Here's Why The ACA Repeal Happened Overnight

by Bronwyn Isaac
Mark Wilson/Getty Images News/Getty Images

With just a little over a week until the inauguration of President-elect Donald Trump, the Senate Republicans held a midnight vote to repeal Obamacare on Wednesday night while many of us were sleeping. The voting marathon to repeal Obamacare, officially known as a vote-a-rama, started around 6:30 p.m. on Wednesday and continued until early Thursday morning.

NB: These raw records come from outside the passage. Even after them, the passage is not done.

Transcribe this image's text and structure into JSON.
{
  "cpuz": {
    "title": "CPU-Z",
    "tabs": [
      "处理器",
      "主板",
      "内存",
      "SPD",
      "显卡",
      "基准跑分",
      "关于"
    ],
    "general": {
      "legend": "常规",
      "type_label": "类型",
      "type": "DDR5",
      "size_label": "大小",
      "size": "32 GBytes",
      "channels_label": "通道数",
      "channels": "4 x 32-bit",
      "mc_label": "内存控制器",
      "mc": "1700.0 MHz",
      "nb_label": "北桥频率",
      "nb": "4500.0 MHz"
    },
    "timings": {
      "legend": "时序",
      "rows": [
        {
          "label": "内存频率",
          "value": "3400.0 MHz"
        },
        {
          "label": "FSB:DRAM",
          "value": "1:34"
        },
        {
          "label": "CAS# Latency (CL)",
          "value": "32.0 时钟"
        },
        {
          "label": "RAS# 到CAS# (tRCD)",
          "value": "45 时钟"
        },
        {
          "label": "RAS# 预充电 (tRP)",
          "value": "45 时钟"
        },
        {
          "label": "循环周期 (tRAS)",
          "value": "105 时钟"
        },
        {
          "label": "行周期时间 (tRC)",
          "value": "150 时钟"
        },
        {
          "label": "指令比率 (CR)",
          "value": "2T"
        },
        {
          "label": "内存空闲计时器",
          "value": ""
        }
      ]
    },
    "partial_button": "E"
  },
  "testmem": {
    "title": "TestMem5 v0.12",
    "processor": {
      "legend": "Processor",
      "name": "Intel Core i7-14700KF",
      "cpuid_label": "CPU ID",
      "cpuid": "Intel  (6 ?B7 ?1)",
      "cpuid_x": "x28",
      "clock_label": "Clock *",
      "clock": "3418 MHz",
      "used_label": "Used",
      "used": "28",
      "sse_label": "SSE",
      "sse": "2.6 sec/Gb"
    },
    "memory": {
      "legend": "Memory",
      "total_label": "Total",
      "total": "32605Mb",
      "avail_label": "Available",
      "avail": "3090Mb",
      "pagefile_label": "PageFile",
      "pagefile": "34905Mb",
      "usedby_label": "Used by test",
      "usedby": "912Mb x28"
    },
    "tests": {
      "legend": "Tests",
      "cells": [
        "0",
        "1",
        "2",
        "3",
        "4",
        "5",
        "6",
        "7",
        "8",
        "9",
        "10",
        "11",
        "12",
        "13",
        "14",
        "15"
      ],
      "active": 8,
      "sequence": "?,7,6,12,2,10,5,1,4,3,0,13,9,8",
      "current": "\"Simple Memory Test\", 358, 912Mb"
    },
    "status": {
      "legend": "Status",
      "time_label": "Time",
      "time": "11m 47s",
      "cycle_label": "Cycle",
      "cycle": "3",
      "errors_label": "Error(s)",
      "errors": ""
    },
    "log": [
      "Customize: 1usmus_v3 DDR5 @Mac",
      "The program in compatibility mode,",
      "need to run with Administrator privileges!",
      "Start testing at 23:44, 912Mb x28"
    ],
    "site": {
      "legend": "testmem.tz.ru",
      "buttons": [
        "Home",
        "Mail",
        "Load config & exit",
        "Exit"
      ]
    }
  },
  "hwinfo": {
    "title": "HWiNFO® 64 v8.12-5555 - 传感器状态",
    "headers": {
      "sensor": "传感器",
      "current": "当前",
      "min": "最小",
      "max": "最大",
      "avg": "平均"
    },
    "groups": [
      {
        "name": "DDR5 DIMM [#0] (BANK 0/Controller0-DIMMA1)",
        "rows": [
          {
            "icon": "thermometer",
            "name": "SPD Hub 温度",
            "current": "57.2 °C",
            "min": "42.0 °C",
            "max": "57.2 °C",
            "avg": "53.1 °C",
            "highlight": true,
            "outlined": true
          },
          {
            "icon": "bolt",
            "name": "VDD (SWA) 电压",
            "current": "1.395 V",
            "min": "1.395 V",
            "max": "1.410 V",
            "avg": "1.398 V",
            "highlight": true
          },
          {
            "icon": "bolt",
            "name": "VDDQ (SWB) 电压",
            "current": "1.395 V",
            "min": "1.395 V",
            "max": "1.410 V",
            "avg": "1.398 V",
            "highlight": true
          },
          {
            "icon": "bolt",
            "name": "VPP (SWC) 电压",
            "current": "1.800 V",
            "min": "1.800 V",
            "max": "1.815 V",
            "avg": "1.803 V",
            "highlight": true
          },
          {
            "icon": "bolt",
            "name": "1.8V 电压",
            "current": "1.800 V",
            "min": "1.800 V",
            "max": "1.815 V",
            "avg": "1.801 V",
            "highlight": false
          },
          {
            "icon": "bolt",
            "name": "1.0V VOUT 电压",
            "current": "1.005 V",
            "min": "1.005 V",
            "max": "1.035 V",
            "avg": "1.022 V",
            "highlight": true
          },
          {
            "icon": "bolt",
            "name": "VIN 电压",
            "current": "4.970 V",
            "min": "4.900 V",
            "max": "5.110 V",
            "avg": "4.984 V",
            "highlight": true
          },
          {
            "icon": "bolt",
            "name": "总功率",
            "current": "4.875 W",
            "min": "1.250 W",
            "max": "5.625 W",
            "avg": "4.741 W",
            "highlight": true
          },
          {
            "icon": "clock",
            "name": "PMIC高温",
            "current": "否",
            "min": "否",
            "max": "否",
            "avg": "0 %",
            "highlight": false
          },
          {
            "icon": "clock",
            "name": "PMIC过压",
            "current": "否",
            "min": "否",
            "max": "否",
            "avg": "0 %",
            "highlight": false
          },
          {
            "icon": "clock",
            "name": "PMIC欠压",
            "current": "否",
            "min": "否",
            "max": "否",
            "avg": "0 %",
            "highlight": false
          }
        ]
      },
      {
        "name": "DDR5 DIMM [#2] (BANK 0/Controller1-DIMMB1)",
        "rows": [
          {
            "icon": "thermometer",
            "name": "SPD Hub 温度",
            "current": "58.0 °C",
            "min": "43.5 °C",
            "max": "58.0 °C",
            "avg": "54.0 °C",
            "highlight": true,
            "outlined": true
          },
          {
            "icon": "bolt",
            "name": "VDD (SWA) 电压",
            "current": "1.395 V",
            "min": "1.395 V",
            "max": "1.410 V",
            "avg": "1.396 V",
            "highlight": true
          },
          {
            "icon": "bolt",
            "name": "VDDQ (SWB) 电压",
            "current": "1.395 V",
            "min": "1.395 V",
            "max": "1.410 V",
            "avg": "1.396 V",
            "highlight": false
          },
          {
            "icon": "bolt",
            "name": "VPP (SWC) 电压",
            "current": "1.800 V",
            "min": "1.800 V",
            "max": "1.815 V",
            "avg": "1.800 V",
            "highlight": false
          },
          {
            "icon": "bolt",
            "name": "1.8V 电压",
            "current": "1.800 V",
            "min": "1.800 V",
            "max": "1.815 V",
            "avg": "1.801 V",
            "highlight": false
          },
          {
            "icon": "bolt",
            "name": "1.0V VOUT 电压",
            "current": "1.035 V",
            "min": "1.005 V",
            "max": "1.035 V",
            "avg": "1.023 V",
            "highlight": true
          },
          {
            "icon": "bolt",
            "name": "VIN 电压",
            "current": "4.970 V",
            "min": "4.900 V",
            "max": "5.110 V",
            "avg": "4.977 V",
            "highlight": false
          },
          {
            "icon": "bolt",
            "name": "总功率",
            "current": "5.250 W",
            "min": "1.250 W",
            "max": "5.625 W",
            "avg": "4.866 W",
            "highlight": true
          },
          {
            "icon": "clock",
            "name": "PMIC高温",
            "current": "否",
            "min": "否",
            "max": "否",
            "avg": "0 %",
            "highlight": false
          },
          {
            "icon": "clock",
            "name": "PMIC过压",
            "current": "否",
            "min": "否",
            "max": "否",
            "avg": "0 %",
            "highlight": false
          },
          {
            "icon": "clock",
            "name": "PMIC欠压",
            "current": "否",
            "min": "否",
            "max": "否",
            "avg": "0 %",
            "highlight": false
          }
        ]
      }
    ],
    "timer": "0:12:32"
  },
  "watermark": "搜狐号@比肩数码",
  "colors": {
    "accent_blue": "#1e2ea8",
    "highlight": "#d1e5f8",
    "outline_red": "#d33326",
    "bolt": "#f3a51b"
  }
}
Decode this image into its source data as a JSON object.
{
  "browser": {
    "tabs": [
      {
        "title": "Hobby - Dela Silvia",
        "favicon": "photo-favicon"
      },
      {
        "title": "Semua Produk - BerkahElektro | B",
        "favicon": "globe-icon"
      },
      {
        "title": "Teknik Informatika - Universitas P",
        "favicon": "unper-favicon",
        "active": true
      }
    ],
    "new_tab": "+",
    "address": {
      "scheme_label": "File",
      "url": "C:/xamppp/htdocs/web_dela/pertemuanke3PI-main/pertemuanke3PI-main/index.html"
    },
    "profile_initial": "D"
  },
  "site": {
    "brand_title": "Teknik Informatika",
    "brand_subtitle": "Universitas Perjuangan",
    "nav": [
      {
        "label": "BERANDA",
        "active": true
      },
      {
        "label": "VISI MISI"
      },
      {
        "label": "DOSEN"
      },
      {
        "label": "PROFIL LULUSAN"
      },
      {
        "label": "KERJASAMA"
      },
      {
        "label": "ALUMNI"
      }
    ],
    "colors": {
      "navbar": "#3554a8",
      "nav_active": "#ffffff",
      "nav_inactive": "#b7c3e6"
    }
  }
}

This all-night process wasn't an official House vote to repeal Obamacare; that will happen on Friday. Rather, it marked the first step from Senate Republicans towards repealing ACA. The pressure for Republicans to make moves this week mounted when, during his first press conference, Trump urged Republicans to repeal Obamacare as soon as possible.

During a phone interview with The New York Times on Tuesday, the President-elect vaguely alluded to an Obamacare repeal vote occurring, "probably some time next week." In keeping with that promise, Republicans got to work during the all night voting marathon. But why in the middle of the night?

The reason this particular voting process didn't close until 1:30 a.m. ET was because a vote-a-rama is by definition a lengthy process during which Senators both challenge and present amendments to proposed pieces of legislation — which, in this case, involved Democrat members of Senate fighting to defend Obamacare. Due to the lengthy nature of this process, and the unpredictability of how many amendments will be presented, vote-a-ramas are required to happen during hours that don't overlap with regular Senate hearings.

The all night process resulted in a 51-48 vote along party lines in favor of a budget resolution that would lay the groundwork for Obamacare to be stripped. While the actual piece of legislation that would result in stripping ACA won't be voted on until Friday, the late night votes on Wednesday laid out the plan to dismantle. Unfortunately, as of yet, the Senate Republicans haven't laid out a clear alternative to Obamacare once it's repealed, which could pose a grave problem to the 20 million people whose health insurance was made possible by Obamacare.

For Republicans, it was a proactive move to hold a vote-o-rama about the legislation before Trump is even office, and yet, the quick movement could potentially backfire without a replacement plan. At least, that's what a handful of both Republicans and Democrats have expressed.

Chip Somodevilla/Getty Images News/Getty Images

Tennessee Republican Sen. Bob Corker told CNN that he thinks it would be wiser for his fellow Republicans to find a replacement plan before stripping Obamacare. "To me, it's much more prudent to figure out where you're going to go from here, and attempt to do it all at the same time. People will see some of the flaws in just repealing only," he said.

In what might provide a sliver of hope to those concerned about the possibility of the ACA being repealed, Corker is hardly alone in his concerns about the lack of replacement. North Carolina Republican Rep. Mark Meadows told The Washington Post that he also thinks there should be a firm healthcare replacement plan established before moving forward. "We just want more specifics. I’m willing to take a vote today if we have the specifics. So it’s not as much slow it down for slowing-it-down purposes as it is, we need to know what we’re going to replace it with," he said.

Unsurprisingly, the concerns on the other side of the political aisle don't so much echo those of Meadows and Corkers, but rather take it a step further. Vermont Sen. Bernie Sanders openly expressed his disapproval of the possible demise of Obamacare to POLITICO, making sure to point out how many millions of Americans could be left in a lurch without healthcare. He said, "I understand Sen. Corker wants more time. Maybe they will develop a plan, but right now, what they are talking about is repealing legislation which has brought millions of people health care and they have no substitute."

While we wait to see how the outcome of the House vote on Friday, those of us opposed to the stripping of healthcare insurance can call our representatives to protest the GOP repealing Obamacare. The job of our representatives is to represent the concerns of their constituents, so don't hesitate to make your voice heard if you are concerned.